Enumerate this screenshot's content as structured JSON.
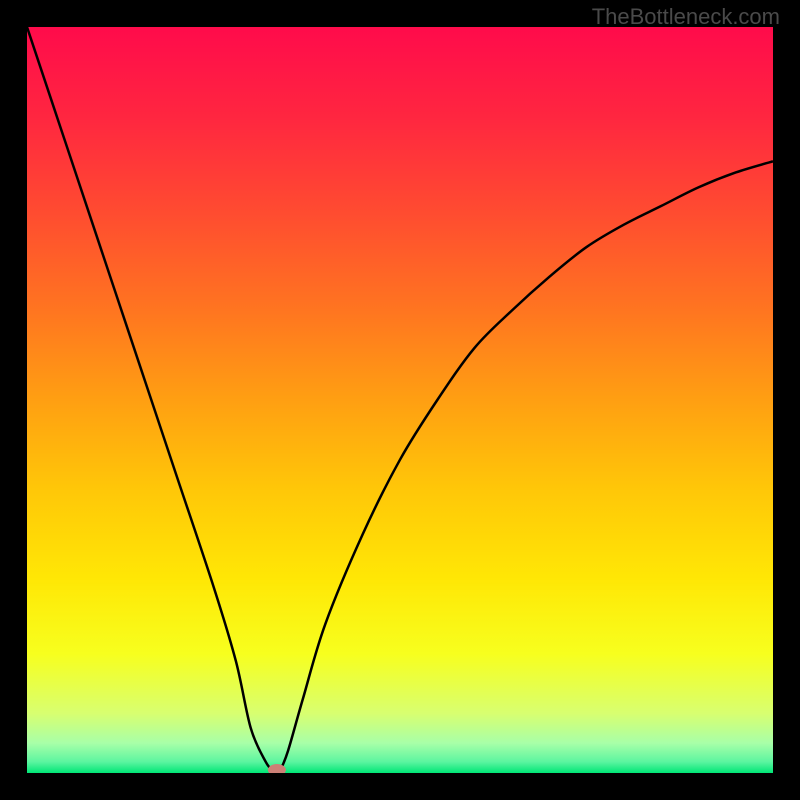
{
  "watermark": "TheBottleneck.com",
  "chart_data": {
    "type": "line",
    "title": "",
    "xlabel": "",
    "ylabel": "",
    "xlim": [
      0,
      100
    ],
    "ylim": [
      0,
      100
    ],
    "x": [
      0,
      5,
      10,
      15,
      20,
      25,
      28,
      30,
      32,
      33,
      33.5,
      34,
      35,
      37,
      40,
      45,
      50,
      55,
      60,
      65,
      70,
      75,
      80,
      85,
      90,
      95,
      100
    ],
    "y": [
      100,
      85,
      70,
      55,
      40,
      25,
      15,
      6,
      1.5,
      0.3,
      0,
      0.5,
      3,
      10,
      20,
      32,
      42,
      50,
      57,
      62,
      66.5,
      70.5,
      73.5,
      76,
      78.5,
      80.5,
      82
    ],
    "marker": {
      "x": 33.5,
      "y": 0
    },
    "gradient_stops": [
      {
        "pos": 0.0,
        "color": "#ff0b4b"
      },
      {
        "pos": 0.12,
        "color": "#ff2640"
      },
      {
        "pos": 0.25,
        "color": "#ff4c30"
      },
      {
        "pos": 0.38,
        "color": "#ff7520"
      },
      {
        "pos": 0.5,
        "color": "#ff9f12"
      },
      {
        "pos": 0.62,
        "color": "#ffc708"
      },
      {
        "pos": 0.74,
        "color": "#ffe705"
      },
      {
        "pos": 0.84,
        "color": "#f7ff1e"
      },
      {
        "pos": 0.92,
        "color": "#d8ff70"
      },
      {
        "pos": 0.96,
        "color": "#a8ffa8"
      },
      {
        "pos": 0.985,
        "color": "#5cf5a0"
      },
      {
        "pos": 1.0,
        "color": "#00e676"
      }
    ]
  }
}
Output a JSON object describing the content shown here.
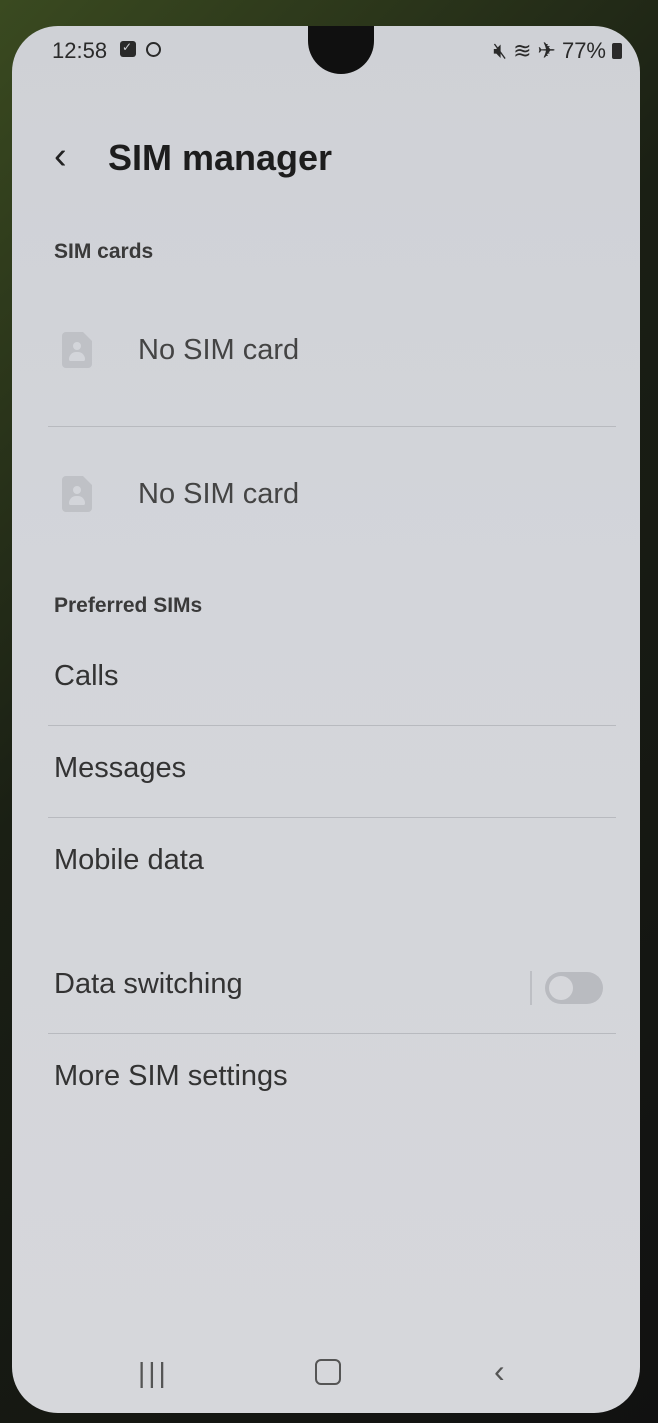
{
  "status_bar": {
    "time": "12:58",
    "battery": "77%",
    "icons_left": [
      "checkbox-notification-icon",
      "circle-notification-icon"
    ],
    "icons_right": [
      "mute-icon",
      "wifi-icon",
      "airplane-icon",
      "battery-icon"
    ]
  },
  "header": {
    "back_icon": "chevron-left-icon",
    "title": "SIM manager"
  },
  "sim_cards": {
    "section_label": "SIM cards",
    "items": [
      {
        "icon": "sim-card-icon",
        "label": "No SIM card"
      },
      {
        "icon": "sim-card-icon",
        "label": "No SIM card"
      }
    ]
  },
  "preferred_sims": {
    "section_label": "Preferred SIMs",
    "items": [
      {
        "label": "Calls"
      },
      {
        "label": "Messages"
      },
      {
        "label": "Mobile data"
      }
    ]
  },
  "data_switching": {
    "label": "Data switching",
    "enabled": false
  },
  "more_settings": {
    "label": "More SIM settings"
  },
  "nav_bar": {
    "icons": [
      "recent-apps-icon",
      "home-icon",
      "back-icon"
    ]
  }
}
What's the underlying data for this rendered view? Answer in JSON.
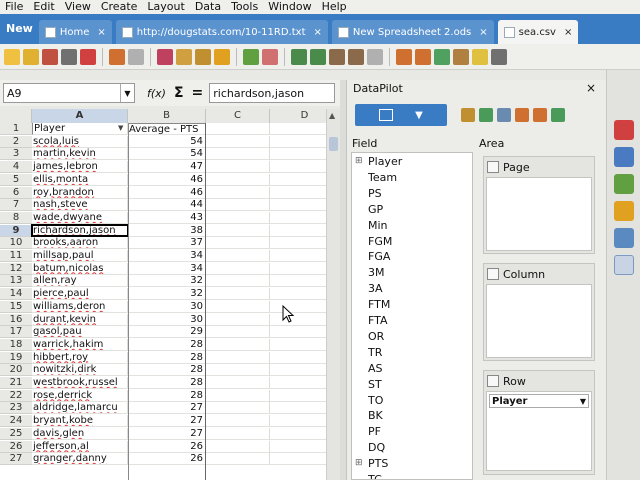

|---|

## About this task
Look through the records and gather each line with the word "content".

## Task solution
Enumerate this screenshot's content as structured JSON.
Output a JSON object describing the content shown here.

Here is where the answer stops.